* _What to work on_
Only the pictures are dropped. Restate each line below word for word.

* _Extracted entries_
--- START ---

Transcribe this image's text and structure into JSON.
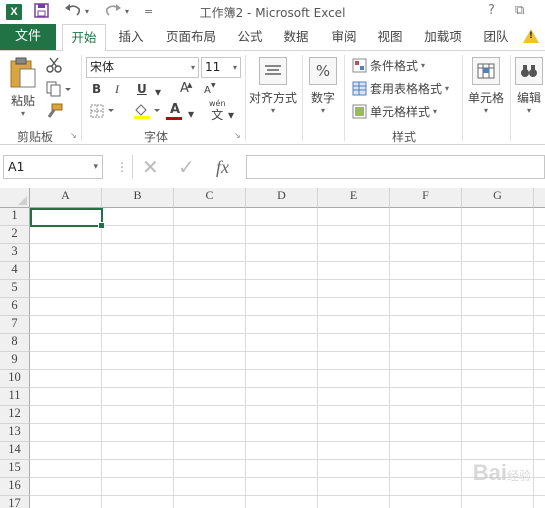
{
  "window": {
    "title": "工作簿2 - Microsoft Excel",
    "logo": "X",
    "help": "?",
    "restore": "⧉"
  },
  "quick_access": {
    "save_icon": "save-icon",
    "undo_icon": "undo-icon",
    "redo_icon": "redo-icon",
    "customize": "="
  },
  "tabs": {
    "file": "文件",
    "items": [
      "开始",
      "插入",
      "页面布局",
      "公式",
      "数据",
      "审阅",
      "视图",
      "加载项",
      "团队"
    ],
    "active": "开始"
  },
  "ribbon": {
    "clipboard": {
      "label": "剪贴板",
      "paste": "粘贴",
      "launcher": "↘"
    },
    "font": {
      "label": "字体",
      "name": "宋体",
      "size": "11",
      "bold": "B",
      "italic": "I",
      "underline": "U",
      "grow": "A",
      "shrink": "A",
      "font_color": "A",
      "phonetic_top": "wén",
      "phonetic_bottom": "文",
      "launcher": "↘"
    },
    "alignment": {
      "label": "对齐方式"
    },
    "number": {
      "label": "数字",
      "icon_text": "%"
    },
    "styles": {
      "label": "样式",
      "conditional": "条件格式",
      "table": "套用表格格式",
      "cell": "单元格样式"
    },
    "cells": {
      "label": "单元格"
    },
    "editing": {
      "label": "编辑"
    }
  },
  "formula_bar": {
    "name_box": "A1",
    "cancel": "✕",
    "enter": "✓",
    "fx": "fx",
    "value": ""
  },
  "grid": {
    "columns": [
      "A",
      "B",
      "C",
      "D",
      "E",
      "F",
      "G"
    ],
    "rows": [
      "1",
      "2",
      "3",
      "4",
      "5",
      "6",
      "7",
      "8",
      "9",
      "10",
      "11",
      "12",
      "13",
      "14",
      "15",
      "16",
      "17"
    ]
  },
  "watermark": {
    "text": "Bai",
    "suffix": "经验"
  }
}
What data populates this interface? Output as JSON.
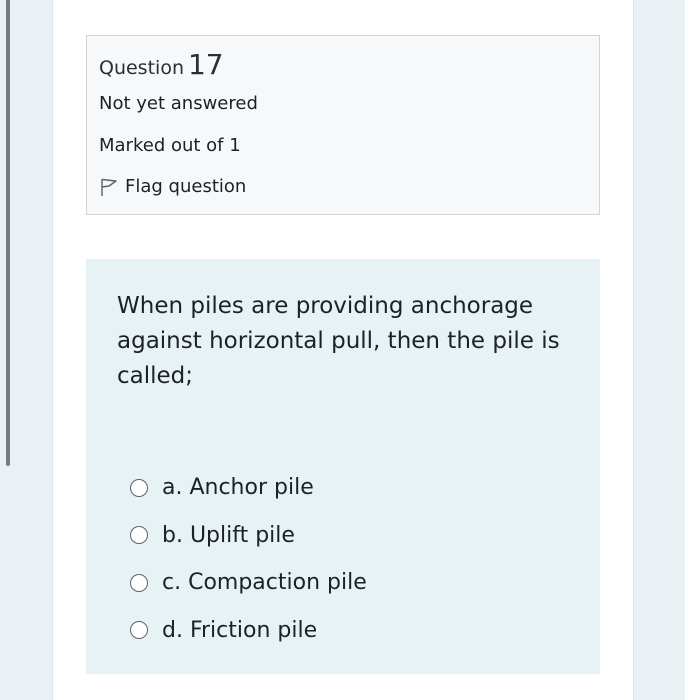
{
  "question": {
    "label": "Question",
    "number": "17",
    "state": "Not yet answered",
    "grade": "Marked out of 1",
    "flag_label": "Flag question",
    "flag_icon": "flag-outline-icon",
    "text": "When piles are providing anchorage against horizontal pull, then the pile is called;"
  },
  "answers": [
    {
      "label": "a. Anchor pile",
      "selected": false
    },
    {
      "label": "b. Uplift pile",
      "selected": false
    },
    {
      "label": "c. Compaction pile",
      "selected": false
    },
    {
      "label": "d. Friction pile",
      "selected": false
    }
  ]
}
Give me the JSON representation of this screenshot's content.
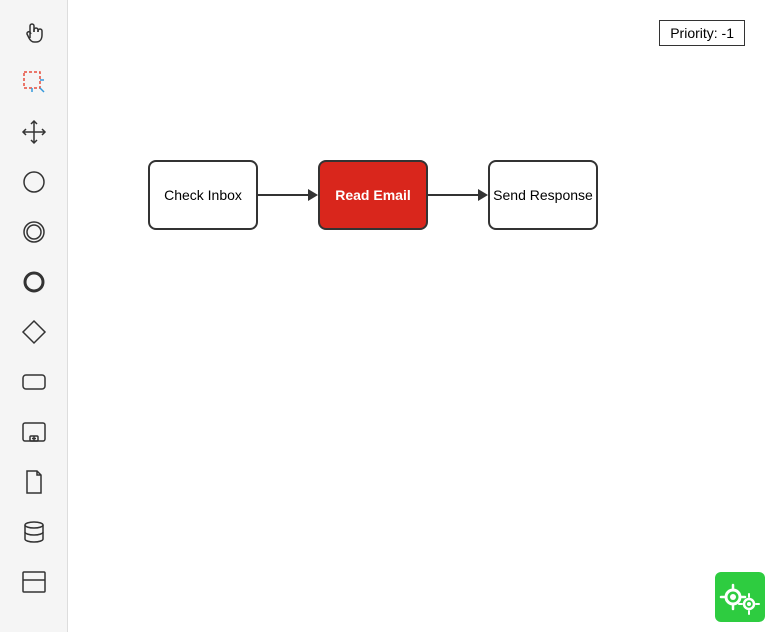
{
  "sidebar": {
    "tools": [
      {
        "name": "hand-tool",
        "label": "Hand"
      },
      {
        "name": "select-tool",
        "label": "Select"
      },
      {
        "name": "move-tool",
        "label": "Move"
      },
      {
        "name": "circle-tool",
        "label": "Circle"
      },
      {
        "name": "ellipse-tool",
        "label": "Ellipse"
      },
      {
        "name": "end-event-tool",
        "label": "End Event"
      },
      {
        "name": "gateway-tool",
        "label": "Gateway"
      },
      {
        "name": "task-tool",
        "label": "Task"
      },
      {
        "name": "subprocess-tool",
        "label": "Subprocess"
      },
      {
        "name": "file-tool",
        "label": "File"
      },
      {
        "name": "db-tool",
        "label": "Database"
      },
      {
        "name": "pool-tool",
        "label": "Pool"
      }
    ]
  },
  "diagram": {
    "nodes": [
      {
        "id": "check-inbox",
        "label": "Check Inbox",
        "type": "normal"
      },
      {
        "id": "read-email",
        "label": "Read Email",
        "type": "red"
      },
      {
        "id": "send-response",
        "label": "Send Response",
        "type": "normal"
      }
    ],
    "arrows": 2
  },
  "priority": {
    "label": "Priority: -1"
  },
  "logo": {
    "alt": "BPMN Logo"
  }
}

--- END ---

* _Task output_
Transcribe this image's text and structure into JSON.
{
  "window": {
    "title": "工作簿2 - Microsoft Excel",
    "logo": "X",
    "help": "?",
    "restore": "⧉"
  },
  "quick_access": {
    "save_icon": "save-icon",
    "undo_icon": "undo-icon",
    "redo_icon": "redo-icon",
    "customize": "="
  },
  "tabs": {
    "file": "文件",
    "items": [
      "开始",
      "插入",
      "页面布局",
      "公式",
      "数据",
      "审阅",
      "视图",
      "加载项",
      "团队"
    ],
    "active": "开始"
  },
  "ribbon": {
    "clipboard": {
      "label": "剪贴板",
      "paste": "粘贴",
      "launcher": "↘"
    },
    "font": {
      "label": "字体",
      "name": "宋体",
      "size": "11",
      "bold": "B",
      "italic": "I",
      "underline": "U",
      "grow": "A",
      "shrink": "A",
      "font_color": "A",
      "phonetic_top": "wén",
      "phonetic_bottom": "文",
      "launcher": "↘"
    },
    "alignment": {
      "label": "对齐方式"
    },
    "number": {
      "label": "数字",
      "icon_text": "%"
    },
    "styles": {
      "label": "样式",
      "conditional": "条件格式",
      "table": "套用表格格式",
      "cell": "单元格样式"
    },
    "cells": {
      "label": "单元格"
    },
    "editing": {
      "label": "编辑"
    }
  },
  "formula_bar": {
    "name_box": "A1",
    "cancel": "✕",
    "enter": "✓",
    "fx": "fx",
    "value": ""
  },
  "grid": {
    "columns": [
      "A",
      "B",
      "C",
      "D",
      "E",
      "F",
      "G"
    ],
    "rows": [
      "1",
      "2",
      "3",
      "4",
      "5",
      "6",
      "7",
      "8",
      "9",
      "10",
      "11",
      "12",
      "13",
      "14",
      "15",
      "16",
      "17"
    ]
  },
  "watermark": {
    "text": "Bai",
    "suffix": "经验"
  }
}
What data populates this interface? Output as JSON.
{
  "question": {
    "label": "Question",
    "number": "17",
    "state": "Not yet answered",
    "grade": "Marked out of 1",
    "flag_label": "Flag question",
    "flag_icon": "flag-outline-icon",
    "text": "When piles are providing anchorage against horizontal pull, then the pile is called;"
  },
  "answers": [
    {
      "label": "a. Anchor pile",
      "selected": false
    },
    {
      "label": "b. Uplift pile",
      "selected": false
    },
    {
      "label": "c. Compaction pile",
      "selected": false
    },
    {
      "label": "d. Friction pile",
      "selected": false
    }
  ]
}
Give me the JSON representation of this screenshot's content.
{
  "sidebar": {
    "tools": [
      {
        "name": "hand-tool",
        "label": "Hand"
      },
      {
        "name": "select-tool",
        "label": "Select"
      },
      {
        "name": "move-tool",
        "label": "Move"
      },
      {
        "name": "circle-tool",
        "label": "Circle"
      },
      {
        "name": "ellipse-tool",
        "label": "Ellipse"
      },
      {
        "name": "end-event-tool",
        "label": "End Event"
      },
      {
        "name": "gateway-tool",
        "label": "Gateway"
      },
      {
        "name": "task-tool",
        "label": "Task"
      },
      {
        "name": "subprocess-tool",
        "label": "Subprocess"
      },
      {
        "name": "file-tool",
        "label": "File"
      },
      {
        "name": "db-tool",
        "label": "Database"
      },
      {
        "name": "pool-tool",
        "label": "Pool"
      }
    ]
  },
  "diagram": {
    "nodes": [
      {
        "id": "check-inbox",
        "label": "Check Inbox",
        "type": "normal"
      },
      {
        "id": "read-email",
        "label": "Read Email",
        "type": "red"
      },
      {
        "id": "send-response",
        "label": "Send Response",
        "type": "normal"
      }
    ],
    "arrows": 2
  },
  "priority": {
    "label": "Priority: -1"
  },
  "logo": {
    "alt": "BPMN Logo"
  }
}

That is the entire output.